NEWS RELEASE: Historic Huguenot Street Launches Monthly Women’s History Tour
NEW PALTZ, NY (March 17, 2017) – In honor of Women’s History Month and the centennial of the ratification of women’s suffrage in New York, Historic Huguenot Street has developed “In Her Words,” a women’s history tour launching Saturday, March 25, and running monthly through October. The tour will begin at 2 pm at the DuBois Fort Visitor Center.
Developed by HHS’ Public Programming department with the assistance of SUNY New Paltz intern Allison Surgeary, the tour will follow the lives and stories of six women who played a role in local history. Visitors will be guided through four historic buildings and have the opportunity to discover figures from the past through a combination of factual, historical information and cleverly composed monologues written and recorded by HHS staff and volunteers.
Visitors will hear the stories of Manveht and Papochkies, two Munsee women who signed the 1677 Indian Deed; Catherine Blanchan (1629 - 1713), one of the original New Paltz Huguenot settlers; enslaved Africans Rachel and Dinah; Wyntje Hasbrouck (1708 – 1787), a colonial woman who managed her own estate; Cornelia Markle VanWagenen (1775 – 1819), a widow who ran her own business in the early 1800s; Julia “Aunt Judy” Jackson (ca. 1800 – 1898), a freed slave; Eliza Varick Silvernail Ackert (1830 – 1916), the first female editor of the original New Paltz Times; Progressive-era artist Julia McEntee Dillon (1834 – 1919); and Mary Jane Snyder Freer (1862 – 1931), the first New Paltz woman to vote in 1918.
Pre-registration is required and is available at huguenotstreet.org/inherwords. General admission $15; 10% discount for seniors, children under 12, military families, and those who have donated $50 or more within the calendar year.
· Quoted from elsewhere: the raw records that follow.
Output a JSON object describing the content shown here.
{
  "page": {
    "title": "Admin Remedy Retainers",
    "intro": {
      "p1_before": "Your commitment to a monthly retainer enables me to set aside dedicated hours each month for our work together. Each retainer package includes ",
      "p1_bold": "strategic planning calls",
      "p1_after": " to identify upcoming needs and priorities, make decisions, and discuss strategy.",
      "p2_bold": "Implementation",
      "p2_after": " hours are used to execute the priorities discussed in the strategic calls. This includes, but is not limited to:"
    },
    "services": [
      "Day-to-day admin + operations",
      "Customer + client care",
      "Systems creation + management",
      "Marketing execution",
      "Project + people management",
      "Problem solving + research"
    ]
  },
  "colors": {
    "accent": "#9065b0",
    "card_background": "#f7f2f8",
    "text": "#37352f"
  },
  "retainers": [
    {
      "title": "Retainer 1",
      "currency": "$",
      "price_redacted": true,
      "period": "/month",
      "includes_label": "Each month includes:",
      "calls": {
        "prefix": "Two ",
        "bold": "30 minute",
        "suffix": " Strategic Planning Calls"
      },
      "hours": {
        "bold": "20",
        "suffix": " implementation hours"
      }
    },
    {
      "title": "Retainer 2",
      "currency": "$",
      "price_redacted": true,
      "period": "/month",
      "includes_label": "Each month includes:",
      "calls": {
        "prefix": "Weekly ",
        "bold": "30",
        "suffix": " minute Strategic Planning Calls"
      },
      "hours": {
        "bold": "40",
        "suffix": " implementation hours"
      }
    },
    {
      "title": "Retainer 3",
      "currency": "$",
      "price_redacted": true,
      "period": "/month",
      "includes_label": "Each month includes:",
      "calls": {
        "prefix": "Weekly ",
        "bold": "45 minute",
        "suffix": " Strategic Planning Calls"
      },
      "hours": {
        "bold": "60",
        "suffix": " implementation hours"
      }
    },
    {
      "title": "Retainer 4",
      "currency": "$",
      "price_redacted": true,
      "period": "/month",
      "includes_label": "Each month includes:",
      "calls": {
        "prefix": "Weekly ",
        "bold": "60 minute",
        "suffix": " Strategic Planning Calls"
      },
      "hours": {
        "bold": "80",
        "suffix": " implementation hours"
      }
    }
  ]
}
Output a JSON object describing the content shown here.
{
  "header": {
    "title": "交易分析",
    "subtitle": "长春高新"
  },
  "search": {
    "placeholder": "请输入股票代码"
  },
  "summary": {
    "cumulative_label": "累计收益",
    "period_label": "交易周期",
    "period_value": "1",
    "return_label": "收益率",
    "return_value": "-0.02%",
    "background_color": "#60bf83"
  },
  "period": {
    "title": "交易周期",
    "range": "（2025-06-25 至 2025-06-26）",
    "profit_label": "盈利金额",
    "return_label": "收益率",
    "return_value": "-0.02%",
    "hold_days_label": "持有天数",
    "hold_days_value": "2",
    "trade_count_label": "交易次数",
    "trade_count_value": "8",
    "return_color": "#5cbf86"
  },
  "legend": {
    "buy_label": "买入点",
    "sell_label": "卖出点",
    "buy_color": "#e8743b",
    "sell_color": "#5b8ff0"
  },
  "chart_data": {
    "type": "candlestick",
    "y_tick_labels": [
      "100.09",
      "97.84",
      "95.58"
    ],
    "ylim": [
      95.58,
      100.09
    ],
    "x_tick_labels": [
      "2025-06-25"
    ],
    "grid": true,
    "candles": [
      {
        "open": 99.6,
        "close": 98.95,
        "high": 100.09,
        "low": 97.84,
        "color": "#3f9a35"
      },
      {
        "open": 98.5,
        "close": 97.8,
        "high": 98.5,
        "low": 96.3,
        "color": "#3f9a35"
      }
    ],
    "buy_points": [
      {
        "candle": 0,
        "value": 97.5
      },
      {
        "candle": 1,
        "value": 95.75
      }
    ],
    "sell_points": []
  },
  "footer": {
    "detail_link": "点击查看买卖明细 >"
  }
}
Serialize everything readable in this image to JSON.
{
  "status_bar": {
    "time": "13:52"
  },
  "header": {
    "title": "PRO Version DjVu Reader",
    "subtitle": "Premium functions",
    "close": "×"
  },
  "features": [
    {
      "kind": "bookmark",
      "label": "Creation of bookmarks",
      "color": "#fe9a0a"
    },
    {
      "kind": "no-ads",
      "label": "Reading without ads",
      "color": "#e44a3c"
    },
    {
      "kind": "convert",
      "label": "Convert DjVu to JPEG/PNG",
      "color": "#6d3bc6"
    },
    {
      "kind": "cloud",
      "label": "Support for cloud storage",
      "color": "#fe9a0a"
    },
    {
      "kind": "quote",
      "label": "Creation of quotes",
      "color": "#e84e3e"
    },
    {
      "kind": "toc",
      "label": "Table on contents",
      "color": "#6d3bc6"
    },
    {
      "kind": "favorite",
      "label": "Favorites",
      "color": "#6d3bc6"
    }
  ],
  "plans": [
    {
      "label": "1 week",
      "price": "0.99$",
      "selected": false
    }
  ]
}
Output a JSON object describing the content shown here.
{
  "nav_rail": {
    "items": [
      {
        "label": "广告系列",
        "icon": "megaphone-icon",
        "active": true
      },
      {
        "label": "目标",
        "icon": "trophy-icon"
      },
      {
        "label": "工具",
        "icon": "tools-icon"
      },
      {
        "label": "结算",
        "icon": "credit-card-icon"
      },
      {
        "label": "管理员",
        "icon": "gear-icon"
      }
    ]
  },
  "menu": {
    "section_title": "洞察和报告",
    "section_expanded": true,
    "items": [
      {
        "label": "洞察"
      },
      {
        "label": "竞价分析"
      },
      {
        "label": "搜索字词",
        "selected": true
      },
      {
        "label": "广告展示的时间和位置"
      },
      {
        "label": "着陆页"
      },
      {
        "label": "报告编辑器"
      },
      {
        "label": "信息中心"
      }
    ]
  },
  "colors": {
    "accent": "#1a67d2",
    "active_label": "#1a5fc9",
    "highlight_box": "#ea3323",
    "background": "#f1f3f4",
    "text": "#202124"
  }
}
A National Historic Landmark District, Historic Huguenot Street is a 501(c)3 non-profit that encompasses 30 buildings across 10 acres that was the heart of the original 1678 New Paltz settlement, including seven stone houses that date to the early eighteenth century. It was founded in 1894 as the Huguenot Patriotic, Historical, and Monumental Society to preserve the nationally acclaimed collection of stone houses. Since then, Historic Huguenot Street has grown into an innovative museum, chartered as an educational corporation by the University of the State of New York, that is dedicated to protecting our historic buildings, conserving an important collection of artifacts and manuscripts, and promoting the stories of the Huguenot Street families, from the sixteenth century to today.
Director of Marketing & Communications